Pakistan received highly expensive offers to deliver seven Liquefied Natural Gas (LNG) cargo in October and November in yet another round of spot bidding, which may have to be rejected by the board of directors of state-owned Pakistan LNG Ltd. (PLL).
PLL launched bids and three bidders were technically eligible for seven LNG shipments between October 7th and November 27th. They submitted a total of ten bids, with PetroChina submitting one, Total Gas & Power submitting two and Vitol Bahrain submitting seven.
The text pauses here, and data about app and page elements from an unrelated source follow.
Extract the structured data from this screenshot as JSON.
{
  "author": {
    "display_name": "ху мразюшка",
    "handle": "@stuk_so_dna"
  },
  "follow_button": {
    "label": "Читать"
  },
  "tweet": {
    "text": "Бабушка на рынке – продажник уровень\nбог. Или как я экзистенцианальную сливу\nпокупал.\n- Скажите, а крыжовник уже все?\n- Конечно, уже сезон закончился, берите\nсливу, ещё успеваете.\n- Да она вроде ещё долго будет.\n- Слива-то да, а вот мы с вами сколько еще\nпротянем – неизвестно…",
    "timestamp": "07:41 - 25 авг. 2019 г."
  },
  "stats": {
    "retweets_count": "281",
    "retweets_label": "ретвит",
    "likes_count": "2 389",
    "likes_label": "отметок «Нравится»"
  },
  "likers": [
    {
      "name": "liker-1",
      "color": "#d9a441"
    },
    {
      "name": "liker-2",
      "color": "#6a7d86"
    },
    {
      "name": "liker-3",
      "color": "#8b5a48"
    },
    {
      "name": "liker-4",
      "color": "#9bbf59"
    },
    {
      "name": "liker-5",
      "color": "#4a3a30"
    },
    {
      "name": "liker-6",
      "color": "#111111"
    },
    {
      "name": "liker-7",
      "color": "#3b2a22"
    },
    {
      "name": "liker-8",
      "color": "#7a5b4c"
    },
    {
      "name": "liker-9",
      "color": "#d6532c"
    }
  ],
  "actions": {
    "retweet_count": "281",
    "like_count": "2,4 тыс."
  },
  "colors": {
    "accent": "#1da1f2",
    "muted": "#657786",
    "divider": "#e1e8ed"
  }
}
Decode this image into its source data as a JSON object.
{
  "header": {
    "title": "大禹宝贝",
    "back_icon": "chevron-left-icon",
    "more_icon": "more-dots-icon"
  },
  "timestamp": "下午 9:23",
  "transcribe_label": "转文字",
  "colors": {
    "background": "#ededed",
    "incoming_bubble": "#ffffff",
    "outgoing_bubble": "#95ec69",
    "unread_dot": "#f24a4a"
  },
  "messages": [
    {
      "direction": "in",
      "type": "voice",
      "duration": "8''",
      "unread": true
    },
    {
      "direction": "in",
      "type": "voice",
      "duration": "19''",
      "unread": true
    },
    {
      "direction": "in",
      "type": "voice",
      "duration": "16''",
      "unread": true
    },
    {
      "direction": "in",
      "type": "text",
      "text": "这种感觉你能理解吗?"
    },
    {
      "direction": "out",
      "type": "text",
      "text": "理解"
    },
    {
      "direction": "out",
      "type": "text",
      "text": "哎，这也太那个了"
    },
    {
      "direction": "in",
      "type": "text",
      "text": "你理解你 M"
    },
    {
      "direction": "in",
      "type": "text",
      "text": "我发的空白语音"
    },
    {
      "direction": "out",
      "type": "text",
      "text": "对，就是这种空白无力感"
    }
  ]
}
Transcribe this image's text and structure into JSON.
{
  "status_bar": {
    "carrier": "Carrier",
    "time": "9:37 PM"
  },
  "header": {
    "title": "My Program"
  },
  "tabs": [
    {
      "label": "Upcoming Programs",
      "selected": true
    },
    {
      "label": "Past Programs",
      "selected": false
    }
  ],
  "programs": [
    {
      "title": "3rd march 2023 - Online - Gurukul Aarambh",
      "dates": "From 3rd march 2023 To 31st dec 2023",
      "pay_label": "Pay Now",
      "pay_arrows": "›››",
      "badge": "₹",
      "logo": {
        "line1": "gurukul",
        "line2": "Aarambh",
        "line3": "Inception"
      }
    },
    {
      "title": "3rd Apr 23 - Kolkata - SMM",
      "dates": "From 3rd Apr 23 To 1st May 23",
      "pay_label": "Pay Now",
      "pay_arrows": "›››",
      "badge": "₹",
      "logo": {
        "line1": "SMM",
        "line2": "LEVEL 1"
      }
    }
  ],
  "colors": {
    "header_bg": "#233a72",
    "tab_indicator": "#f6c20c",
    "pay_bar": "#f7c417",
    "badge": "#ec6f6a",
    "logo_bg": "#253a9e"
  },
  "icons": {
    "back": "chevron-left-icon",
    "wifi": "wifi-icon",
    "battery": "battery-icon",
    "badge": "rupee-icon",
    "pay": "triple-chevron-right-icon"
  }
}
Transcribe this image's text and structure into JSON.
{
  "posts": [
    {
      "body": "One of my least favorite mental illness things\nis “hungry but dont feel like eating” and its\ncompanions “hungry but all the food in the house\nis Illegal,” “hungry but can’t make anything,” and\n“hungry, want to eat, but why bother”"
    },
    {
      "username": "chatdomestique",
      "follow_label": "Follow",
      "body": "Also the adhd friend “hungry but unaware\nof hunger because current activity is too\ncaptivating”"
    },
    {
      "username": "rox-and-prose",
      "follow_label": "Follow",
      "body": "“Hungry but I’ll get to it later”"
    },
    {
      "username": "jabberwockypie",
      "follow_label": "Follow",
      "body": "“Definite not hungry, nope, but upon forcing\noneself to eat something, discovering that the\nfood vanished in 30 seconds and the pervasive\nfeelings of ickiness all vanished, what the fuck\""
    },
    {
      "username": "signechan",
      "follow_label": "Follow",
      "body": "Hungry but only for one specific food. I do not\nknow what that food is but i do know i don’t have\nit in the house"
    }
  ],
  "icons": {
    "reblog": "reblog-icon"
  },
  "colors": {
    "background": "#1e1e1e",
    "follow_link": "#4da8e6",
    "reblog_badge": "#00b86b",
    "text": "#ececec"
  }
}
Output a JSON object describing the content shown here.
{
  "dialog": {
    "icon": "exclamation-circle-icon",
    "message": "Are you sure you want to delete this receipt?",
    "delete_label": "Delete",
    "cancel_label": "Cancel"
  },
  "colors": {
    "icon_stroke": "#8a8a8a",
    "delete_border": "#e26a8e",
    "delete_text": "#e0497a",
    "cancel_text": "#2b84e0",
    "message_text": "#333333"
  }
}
PetroChina offered the highest bid of $25 per unit for the October 27-28 delivery window.
According to informed sources, the PLL would have to go through a second round of bidding on short notice, as it had done in the past and was able to secure cheaper pricing a few months ago.
According to these sources, these bids were sought under procurement regulations that mandated a 30-day notice and a 15-day bid validity period. Not only were there fewer proposals, but the bid rates were higher as no bidder could retain the vessel for such a long period or charge a premium.
According to insiders, the PLL was pressing on the total exemption from procurement norms for LNG imports, as other nations, notably India, have done to align with LNG spot market dynamics.
Total was ranked the lowest-rated bidder for both bids at $17.1449 per million British thermal units (mmBtu) for October 17-18 delivery and $17,5350 per mmBtu for October 16-delivery November 17th.
Vitol Bahrain was deemed the lowest assessed bidder for the five additional cargoes, even though all of these were single bids. Its bid prices ranged from $19 to $22.58 per mmBtu. Vitol bid $22.5866 per unit for Oct 7-8 cargo, $20.9466 for Oct 22-23, $18.9966 for Oct 27-28, $19.6966 per unit for Nov 11-12, and $20.9266 for Nov 26-27 delivery window.
According to a power industry analyst, PLL’s LNG offers were not viable for power production since they were nearly comparable to 25-30% of Brent, and beyond 17-18% of Brent, furnace oil becomes competitive for power generation. He stated that spot markets have lately dipped significantly when Russia hinted at boosting gas supply to Europe, but this may not be achievable until January, causing LNG prices to rise again.
LNG prices are typically higher in the winter but have reached new highs in the summer due to supply limitations in the worldwide market.
However, Pakistan’s average LNG costs may fall as a result of the second LNG import contract with Qatar, which is set to go into effect in January this year at about 11 percent of Brent, in addition to the old initial deal with Qatar at $13.37 percent of Brent. This would bring the entire supply under long-term contracts to around 70-75 percent of the current terminal capacity, leaving lesser volumes to the whims of the volatile spot market.